6 Aug 2014

Ecclestone's $US100m offer ends trial

7:40 am on 6 August 2014

A German court has dropped bribery charges against Formula One boss Bernie Ecclestone and ruled he can make a controversial $US100 million payment to settle the case.

In a move that is likely to see him stay at the helm of the lucrative sport, the 83-year-old Briton struck an accord with prosecutors on the record payment which then got the Munich tribunal's blessing, AFP reports.

Bernie Ecclestone leaving the courtroom in Munich, Germany.

Bernie Ecclestone leaving the courtroom in Munich, Germany.

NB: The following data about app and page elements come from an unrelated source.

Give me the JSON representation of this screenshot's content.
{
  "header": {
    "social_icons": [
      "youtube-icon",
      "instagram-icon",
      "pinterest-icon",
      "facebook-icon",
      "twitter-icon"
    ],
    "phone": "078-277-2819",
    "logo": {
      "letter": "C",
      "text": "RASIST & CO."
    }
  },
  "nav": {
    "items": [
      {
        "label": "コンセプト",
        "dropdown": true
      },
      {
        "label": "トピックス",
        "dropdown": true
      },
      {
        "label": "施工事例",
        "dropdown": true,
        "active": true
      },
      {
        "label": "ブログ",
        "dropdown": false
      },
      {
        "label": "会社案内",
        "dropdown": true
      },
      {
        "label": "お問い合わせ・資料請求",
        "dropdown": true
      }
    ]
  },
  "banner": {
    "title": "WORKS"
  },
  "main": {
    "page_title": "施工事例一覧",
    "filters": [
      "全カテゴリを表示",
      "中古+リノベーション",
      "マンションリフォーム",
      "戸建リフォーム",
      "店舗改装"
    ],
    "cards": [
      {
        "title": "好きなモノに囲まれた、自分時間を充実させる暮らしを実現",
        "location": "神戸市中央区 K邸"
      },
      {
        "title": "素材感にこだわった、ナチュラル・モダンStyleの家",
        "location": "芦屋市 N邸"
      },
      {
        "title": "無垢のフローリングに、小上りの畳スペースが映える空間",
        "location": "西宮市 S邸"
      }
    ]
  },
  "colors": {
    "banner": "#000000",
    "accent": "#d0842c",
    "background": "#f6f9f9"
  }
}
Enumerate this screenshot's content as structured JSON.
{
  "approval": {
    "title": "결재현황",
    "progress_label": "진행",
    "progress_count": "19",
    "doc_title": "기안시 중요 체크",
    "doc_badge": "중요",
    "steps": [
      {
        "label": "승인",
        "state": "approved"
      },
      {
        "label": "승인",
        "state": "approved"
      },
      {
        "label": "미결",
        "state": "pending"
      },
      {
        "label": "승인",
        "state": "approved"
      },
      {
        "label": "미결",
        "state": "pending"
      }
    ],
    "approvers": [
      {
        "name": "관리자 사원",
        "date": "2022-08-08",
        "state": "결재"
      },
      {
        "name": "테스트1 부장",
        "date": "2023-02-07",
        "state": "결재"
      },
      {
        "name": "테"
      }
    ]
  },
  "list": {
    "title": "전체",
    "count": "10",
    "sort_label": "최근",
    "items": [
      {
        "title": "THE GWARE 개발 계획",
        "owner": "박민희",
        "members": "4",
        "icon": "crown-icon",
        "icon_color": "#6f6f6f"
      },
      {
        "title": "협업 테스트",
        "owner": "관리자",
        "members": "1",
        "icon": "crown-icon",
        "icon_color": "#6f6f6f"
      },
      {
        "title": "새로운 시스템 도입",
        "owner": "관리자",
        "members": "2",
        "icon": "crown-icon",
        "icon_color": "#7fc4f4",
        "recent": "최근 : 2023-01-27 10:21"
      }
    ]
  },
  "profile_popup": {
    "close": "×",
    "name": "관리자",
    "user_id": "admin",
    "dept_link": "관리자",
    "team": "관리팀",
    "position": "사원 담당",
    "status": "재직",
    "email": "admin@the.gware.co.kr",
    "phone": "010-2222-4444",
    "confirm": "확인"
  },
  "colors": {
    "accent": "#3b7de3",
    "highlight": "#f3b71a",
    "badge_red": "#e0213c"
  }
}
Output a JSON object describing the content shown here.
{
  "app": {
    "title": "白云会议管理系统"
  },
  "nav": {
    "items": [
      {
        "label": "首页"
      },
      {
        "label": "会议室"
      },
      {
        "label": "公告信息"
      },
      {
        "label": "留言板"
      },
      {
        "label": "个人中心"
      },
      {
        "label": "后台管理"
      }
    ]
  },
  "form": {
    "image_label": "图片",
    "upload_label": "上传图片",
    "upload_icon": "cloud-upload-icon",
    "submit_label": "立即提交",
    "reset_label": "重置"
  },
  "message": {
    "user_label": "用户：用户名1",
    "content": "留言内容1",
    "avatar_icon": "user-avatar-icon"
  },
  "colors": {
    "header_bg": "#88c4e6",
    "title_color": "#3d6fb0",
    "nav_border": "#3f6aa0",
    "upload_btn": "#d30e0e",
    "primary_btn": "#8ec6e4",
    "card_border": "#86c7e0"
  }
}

Photo: AFP

The businessman has a fortune estimated at $US4.2 billion, according to Forbes magazine, making him one of the richest 400 people in the world.

Presiding judge Peter Noll said $US99 million of Ecclestone's payment would go to the Bavarian state coffers and $US1 million would be donated to a child hospice foundation.

The accord is believed to be the largest of its kind in German history.

The magnate went on trial in the southern city of Munich in April on charges of paying a $US44 million bribe to a Bavarian state bank executive for help in maintaining his four-decade grip on Formula One.

A settlement is allowed in German criminal cases if the prosecution, the aggrieved parties and the court agree, but the Ecclestone deal has stoked fierce criticism.

The judges based their decision on a determination that a conviction was "not particularly likely" given the evidence presented.

The court added in a statement that Mr Ecclestone's "advanced age, health condition, the significant burden of taking part in hearings in a foreign country and the subsequent language barrier as well as the public attention directed at him" were also decisive factors.

Under the terms of the agreement, Mr Ecclestone will not have a criminal record and should be able to retain his control of the multi-billion-dollar Formula One empire.

News of the accord drew angry condemnation of a legal system some said gave special dispensation to the rich and famous.

However the businessman's lawyers hit out at accusations that he had orchestrated a "buying out" of German justice.

"This abandonment of the proceedings indicates that (based) on an unbiased, objective and independent assessment of the main proceedings after more than 100 hours of evidence" before the court, they said in a statement, "a conviction of Mr Ecclestone could not be expected with any likelihood".

The proceedings were scheduled to last at least until October.

The Formula One boss denied any wrongdoing but could have faced a jail term of up to 10 years if found guilty.